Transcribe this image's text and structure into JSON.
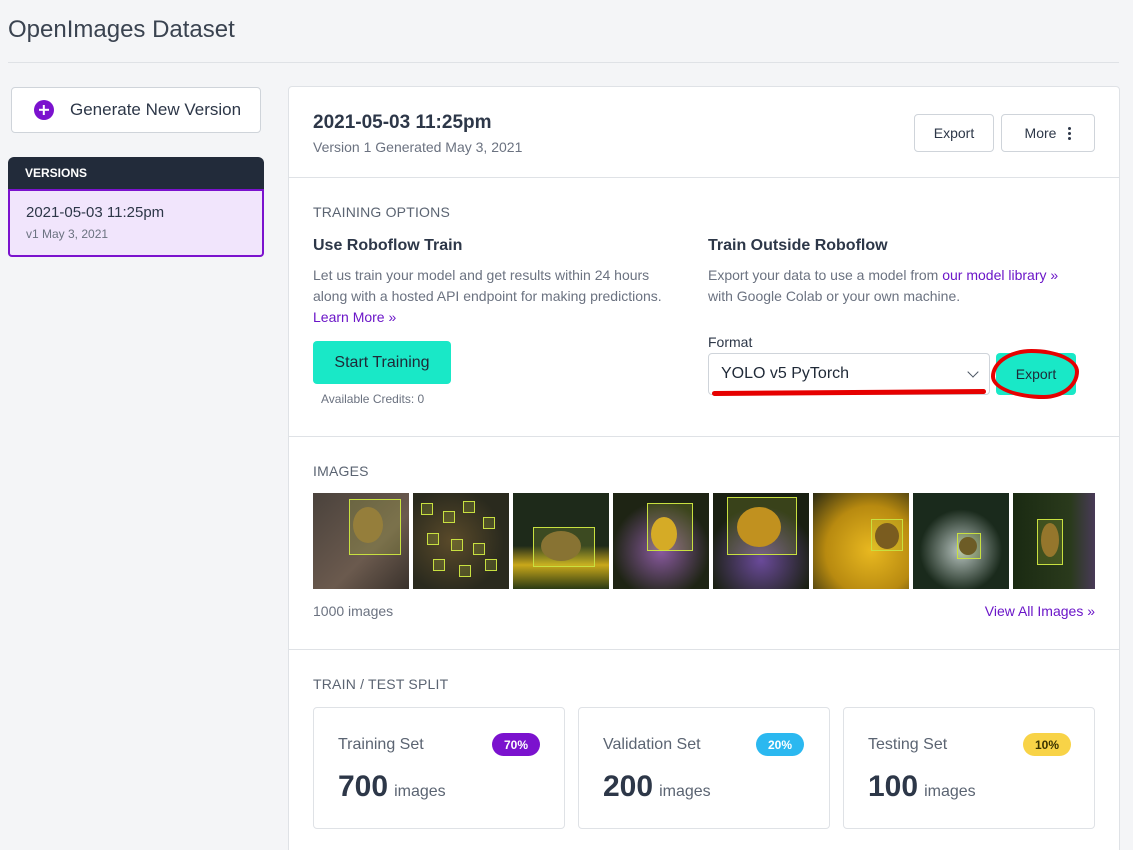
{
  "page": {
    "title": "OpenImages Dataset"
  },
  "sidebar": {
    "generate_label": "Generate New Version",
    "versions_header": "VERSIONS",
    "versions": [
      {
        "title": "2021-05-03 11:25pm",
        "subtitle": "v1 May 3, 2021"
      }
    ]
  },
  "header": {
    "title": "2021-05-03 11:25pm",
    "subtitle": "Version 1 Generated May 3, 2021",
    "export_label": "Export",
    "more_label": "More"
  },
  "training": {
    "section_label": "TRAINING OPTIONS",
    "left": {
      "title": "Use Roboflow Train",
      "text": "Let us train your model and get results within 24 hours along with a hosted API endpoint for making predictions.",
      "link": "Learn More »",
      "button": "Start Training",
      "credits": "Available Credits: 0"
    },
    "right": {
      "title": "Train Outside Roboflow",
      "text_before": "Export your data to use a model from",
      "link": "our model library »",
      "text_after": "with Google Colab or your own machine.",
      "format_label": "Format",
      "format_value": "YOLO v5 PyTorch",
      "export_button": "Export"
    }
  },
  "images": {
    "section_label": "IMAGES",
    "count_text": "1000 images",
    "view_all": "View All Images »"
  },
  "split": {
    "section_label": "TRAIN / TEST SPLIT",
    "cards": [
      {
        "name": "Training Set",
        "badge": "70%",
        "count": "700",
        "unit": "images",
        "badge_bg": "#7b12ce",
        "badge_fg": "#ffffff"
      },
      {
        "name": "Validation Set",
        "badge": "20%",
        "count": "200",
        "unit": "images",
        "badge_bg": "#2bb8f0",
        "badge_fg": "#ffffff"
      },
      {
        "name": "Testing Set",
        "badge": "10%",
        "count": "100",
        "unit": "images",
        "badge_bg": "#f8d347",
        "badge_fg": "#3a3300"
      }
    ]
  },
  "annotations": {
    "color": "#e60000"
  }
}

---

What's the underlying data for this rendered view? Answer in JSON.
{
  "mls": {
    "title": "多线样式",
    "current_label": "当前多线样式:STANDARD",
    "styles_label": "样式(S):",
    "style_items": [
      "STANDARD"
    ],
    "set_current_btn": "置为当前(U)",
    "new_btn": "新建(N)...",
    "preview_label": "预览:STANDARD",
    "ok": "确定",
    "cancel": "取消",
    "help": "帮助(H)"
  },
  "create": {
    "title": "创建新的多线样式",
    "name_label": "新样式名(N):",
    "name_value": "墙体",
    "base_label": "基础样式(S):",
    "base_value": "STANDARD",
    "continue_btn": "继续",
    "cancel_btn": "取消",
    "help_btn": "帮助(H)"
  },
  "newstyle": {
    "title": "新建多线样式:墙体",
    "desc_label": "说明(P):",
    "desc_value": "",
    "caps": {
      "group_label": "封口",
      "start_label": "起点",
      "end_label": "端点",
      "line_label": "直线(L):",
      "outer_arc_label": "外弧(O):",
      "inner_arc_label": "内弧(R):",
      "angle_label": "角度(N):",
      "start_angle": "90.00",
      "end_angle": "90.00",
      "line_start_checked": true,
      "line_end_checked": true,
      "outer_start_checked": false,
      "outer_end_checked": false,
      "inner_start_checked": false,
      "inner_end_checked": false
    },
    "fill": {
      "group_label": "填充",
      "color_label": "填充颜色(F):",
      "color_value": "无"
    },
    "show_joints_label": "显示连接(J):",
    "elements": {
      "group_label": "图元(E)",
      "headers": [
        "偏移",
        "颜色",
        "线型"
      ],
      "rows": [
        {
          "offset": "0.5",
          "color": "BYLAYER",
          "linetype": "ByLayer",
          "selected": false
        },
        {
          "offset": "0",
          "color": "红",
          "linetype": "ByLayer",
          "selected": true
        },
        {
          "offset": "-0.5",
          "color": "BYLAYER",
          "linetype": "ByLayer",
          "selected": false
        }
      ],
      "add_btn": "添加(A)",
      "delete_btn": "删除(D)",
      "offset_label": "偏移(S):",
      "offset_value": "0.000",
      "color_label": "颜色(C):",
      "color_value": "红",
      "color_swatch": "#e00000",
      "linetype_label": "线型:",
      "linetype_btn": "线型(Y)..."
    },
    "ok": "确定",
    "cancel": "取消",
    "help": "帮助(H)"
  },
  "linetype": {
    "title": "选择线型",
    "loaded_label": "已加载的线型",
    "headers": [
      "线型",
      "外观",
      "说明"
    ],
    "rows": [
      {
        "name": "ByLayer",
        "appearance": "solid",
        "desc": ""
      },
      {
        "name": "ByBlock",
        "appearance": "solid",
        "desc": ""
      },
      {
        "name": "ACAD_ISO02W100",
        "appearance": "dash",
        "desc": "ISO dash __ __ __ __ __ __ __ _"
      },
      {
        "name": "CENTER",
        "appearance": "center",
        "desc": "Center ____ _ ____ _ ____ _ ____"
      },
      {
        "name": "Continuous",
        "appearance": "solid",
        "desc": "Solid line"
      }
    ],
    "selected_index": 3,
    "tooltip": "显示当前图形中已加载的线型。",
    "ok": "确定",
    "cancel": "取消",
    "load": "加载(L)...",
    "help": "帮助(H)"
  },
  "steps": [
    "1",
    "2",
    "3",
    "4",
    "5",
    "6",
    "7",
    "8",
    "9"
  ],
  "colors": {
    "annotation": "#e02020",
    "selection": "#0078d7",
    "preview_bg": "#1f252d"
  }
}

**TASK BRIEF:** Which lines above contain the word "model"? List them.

**TASK ANSWER:**
      "text": "Let us train your model and get results within 24 hours along with a hosted API endpoint for making predictions.",
      "text_before": "Export your data to use a model from",
      "link": "our model library »",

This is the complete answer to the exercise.